(Available records begins)

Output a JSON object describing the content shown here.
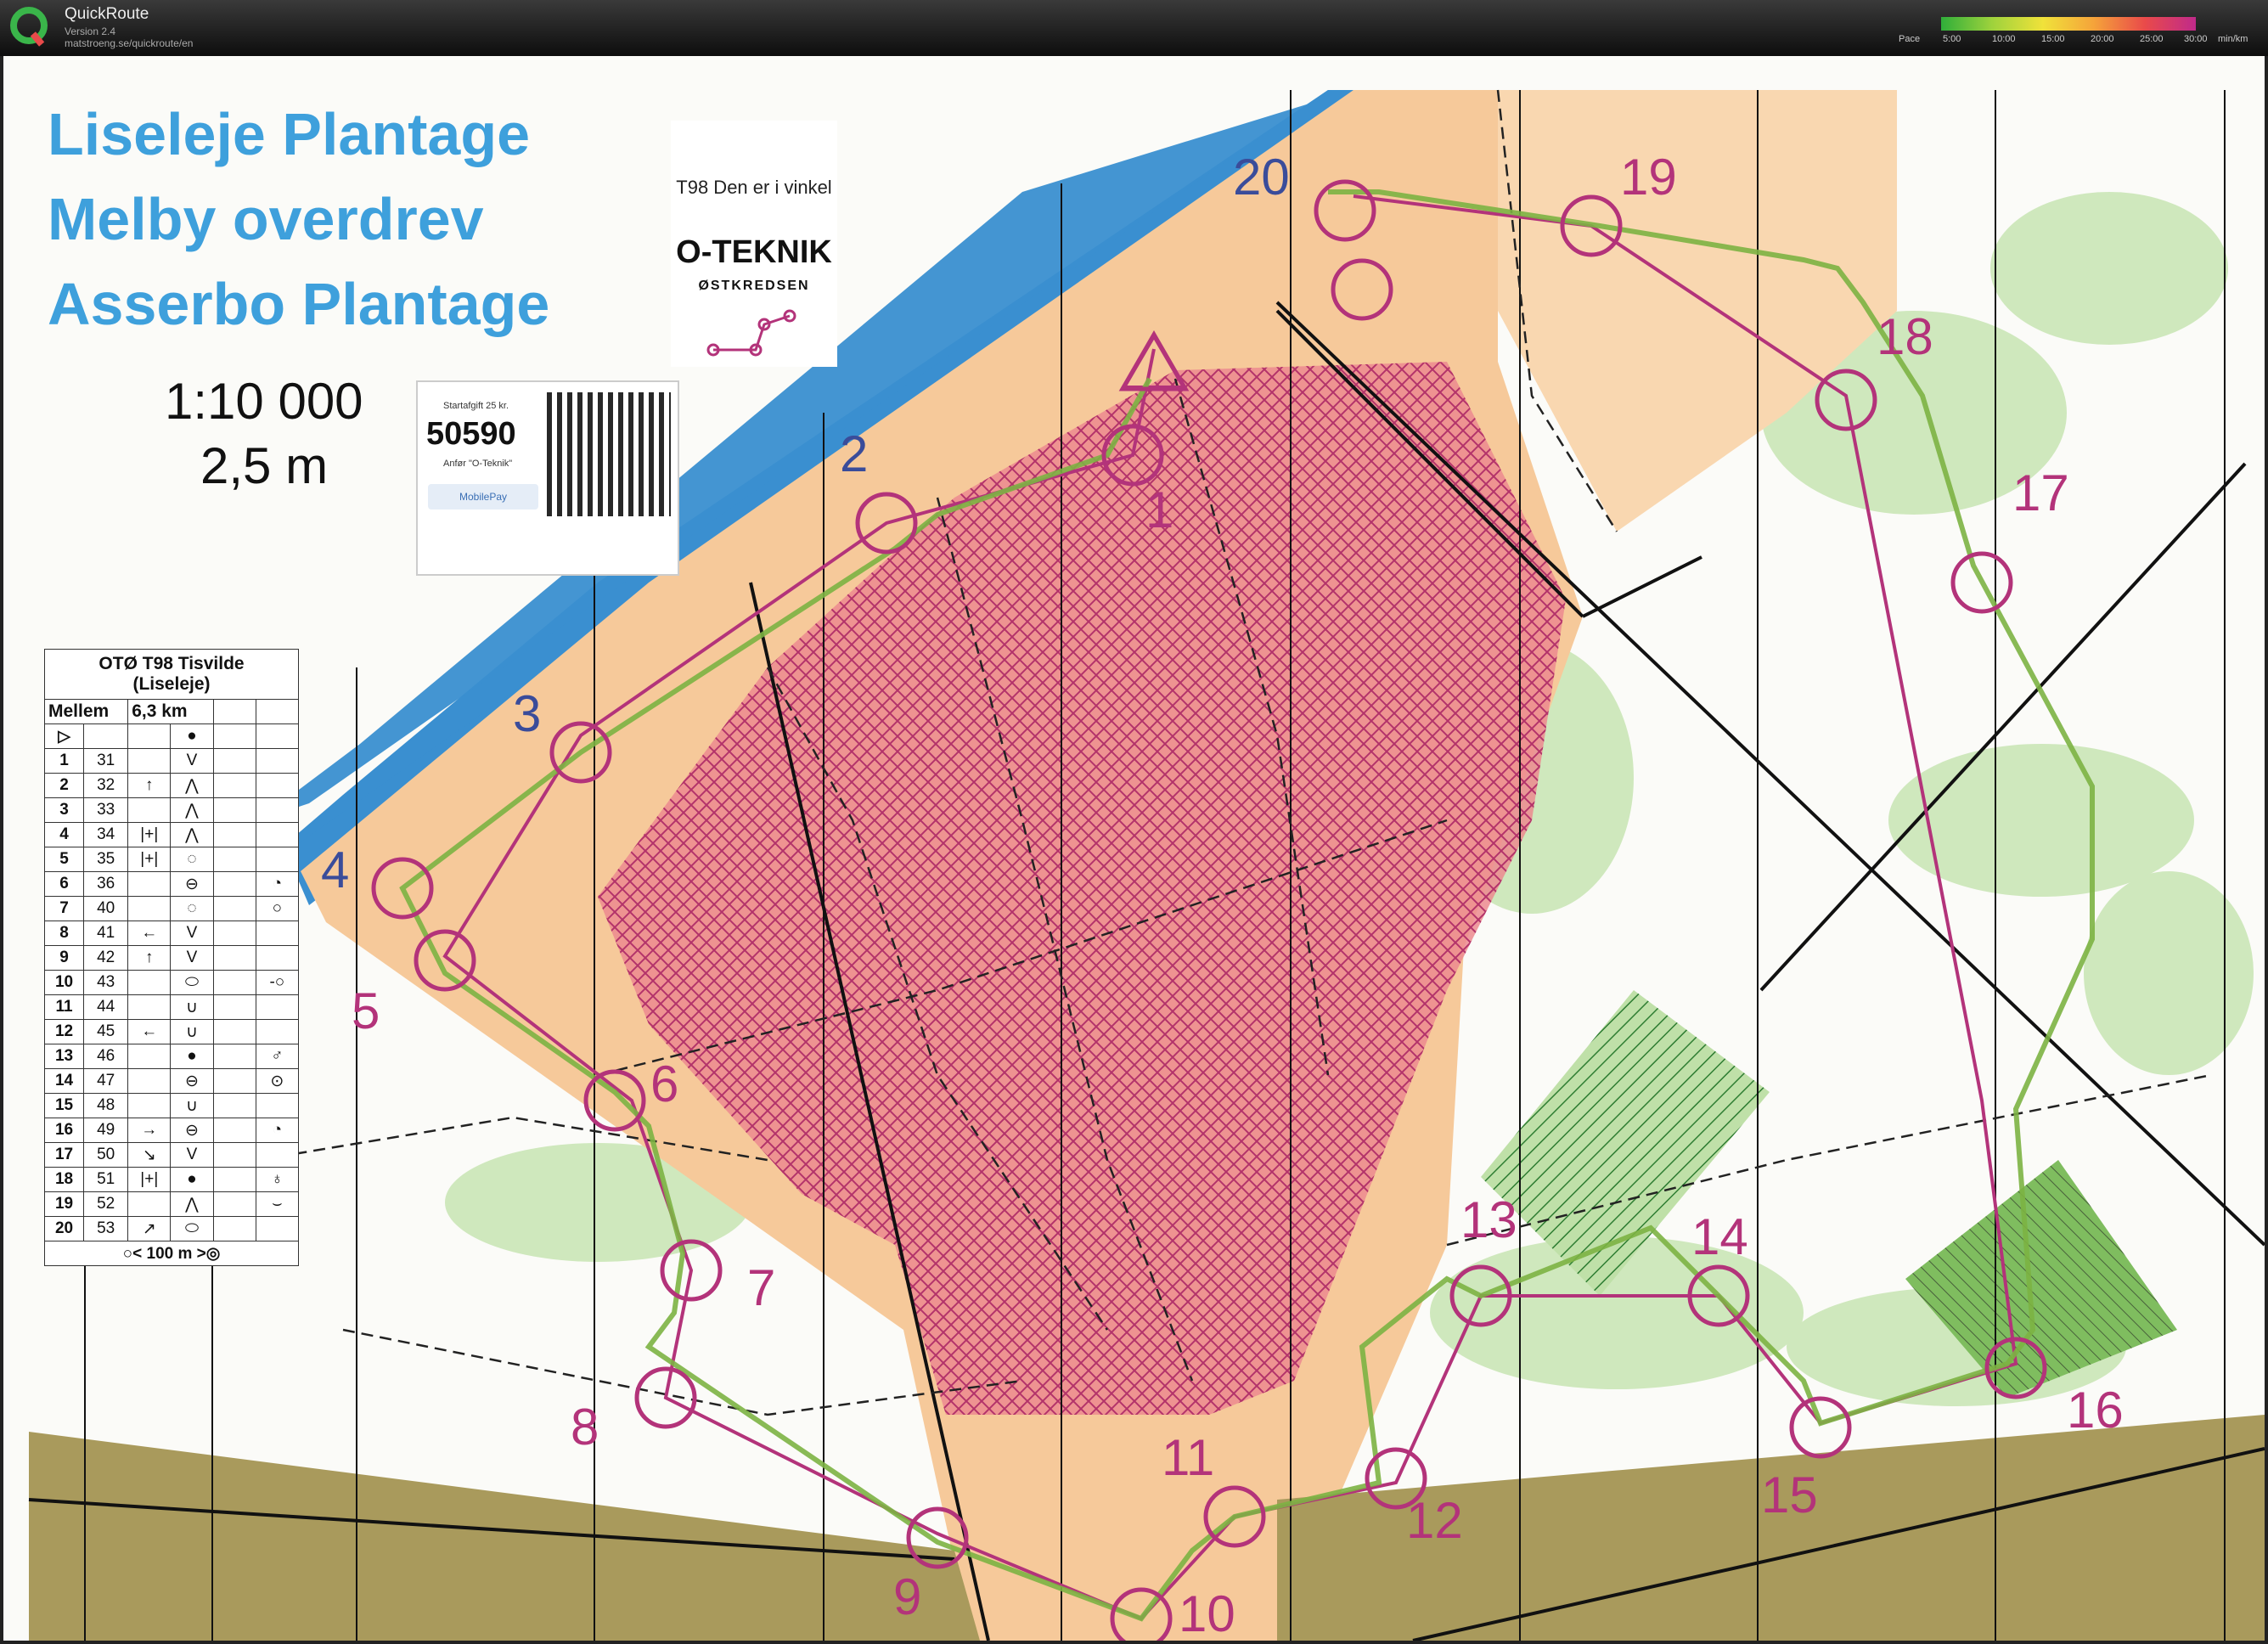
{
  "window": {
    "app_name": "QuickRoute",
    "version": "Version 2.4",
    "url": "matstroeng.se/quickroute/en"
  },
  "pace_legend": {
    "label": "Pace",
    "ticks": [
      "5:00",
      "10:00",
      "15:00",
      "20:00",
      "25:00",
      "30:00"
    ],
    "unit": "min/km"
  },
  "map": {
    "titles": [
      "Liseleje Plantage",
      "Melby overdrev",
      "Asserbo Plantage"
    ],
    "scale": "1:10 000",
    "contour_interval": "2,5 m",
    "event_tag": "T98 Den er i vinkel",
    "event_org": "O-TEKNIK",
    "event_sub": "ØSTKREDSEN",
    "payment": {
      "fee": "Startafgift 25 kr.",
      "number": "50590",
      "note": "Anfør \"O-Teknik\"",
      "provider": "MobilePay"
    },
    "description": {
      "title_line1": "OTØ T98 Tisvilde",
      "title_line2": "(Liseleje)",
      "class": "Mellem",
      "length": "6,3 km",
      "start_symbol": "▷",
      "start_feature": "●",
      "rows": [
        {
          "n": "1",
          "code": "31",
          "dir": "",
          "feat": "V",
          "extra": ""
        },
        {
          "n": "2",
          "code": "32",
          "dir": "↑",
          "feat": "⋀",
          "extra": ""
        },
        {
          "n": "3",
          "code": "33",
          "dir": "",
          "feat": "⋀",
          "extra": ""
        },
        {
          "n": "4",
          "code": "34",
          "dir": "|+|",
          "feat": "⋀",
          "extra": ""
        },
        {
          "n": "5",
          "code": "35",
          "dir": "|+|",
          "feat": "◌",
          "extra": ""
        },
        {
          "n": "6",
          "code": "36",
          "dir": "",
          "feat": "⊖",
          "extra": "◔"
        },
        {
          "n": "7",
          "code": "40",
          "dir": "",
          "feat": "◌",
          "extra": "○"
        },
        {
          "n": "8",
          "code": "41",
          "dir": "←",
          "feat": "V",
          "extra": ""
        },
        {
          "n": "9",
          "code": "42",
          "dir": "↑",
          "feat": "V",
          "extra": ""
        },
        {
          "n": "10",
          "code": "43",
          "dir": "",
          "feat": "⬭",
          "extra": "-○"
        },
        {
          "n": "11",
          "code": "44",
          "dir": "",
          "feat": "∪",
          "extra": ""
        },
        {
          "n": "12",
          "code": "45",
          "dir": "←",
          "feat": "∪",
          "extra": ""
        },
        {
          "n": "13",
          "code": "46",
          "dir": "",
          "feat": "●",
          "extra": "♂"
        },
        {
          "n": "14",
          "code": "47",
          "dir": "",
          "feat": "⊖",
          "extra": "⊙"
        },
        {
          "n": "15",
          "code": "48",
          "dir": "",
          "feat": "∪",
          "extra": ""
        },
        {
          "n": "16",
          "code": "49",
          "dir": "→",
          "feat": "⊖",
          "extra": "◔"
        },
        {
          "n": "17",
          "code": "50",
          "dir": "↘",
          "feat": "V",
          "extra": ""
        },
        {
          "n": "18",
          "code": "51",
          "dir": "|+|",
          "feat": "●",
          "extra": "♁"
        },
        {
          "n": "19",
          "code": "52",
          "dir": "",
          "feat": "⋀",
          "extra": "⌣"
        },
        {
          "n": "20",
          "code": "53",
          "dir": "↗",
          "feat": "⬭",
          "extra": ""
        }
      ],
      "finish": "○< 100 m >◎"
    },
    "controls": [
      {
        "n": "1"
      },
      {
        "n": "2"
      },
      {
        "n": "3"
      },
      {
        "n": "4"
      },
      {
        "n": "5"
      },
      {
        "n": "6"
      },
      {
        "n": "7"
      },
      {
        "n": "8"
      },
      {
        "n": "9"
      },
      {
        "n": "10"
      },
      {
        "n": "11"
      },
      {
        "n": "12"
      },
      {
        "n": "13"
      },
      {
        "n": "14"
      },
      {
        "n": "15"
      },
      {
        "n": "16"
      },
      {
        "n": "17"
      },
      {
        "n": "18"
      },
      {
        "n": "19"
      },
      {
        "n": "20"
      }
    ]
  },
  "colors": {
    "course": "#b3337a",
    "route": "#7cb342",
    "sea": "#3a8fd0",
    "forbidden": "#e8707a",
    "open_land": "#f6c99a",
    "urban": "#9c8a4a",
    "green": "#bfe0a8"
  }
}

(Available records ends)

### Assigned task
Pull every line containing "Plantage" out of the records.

### Task output
      "Liseleje Plantage",
      "Asserbo Plantage"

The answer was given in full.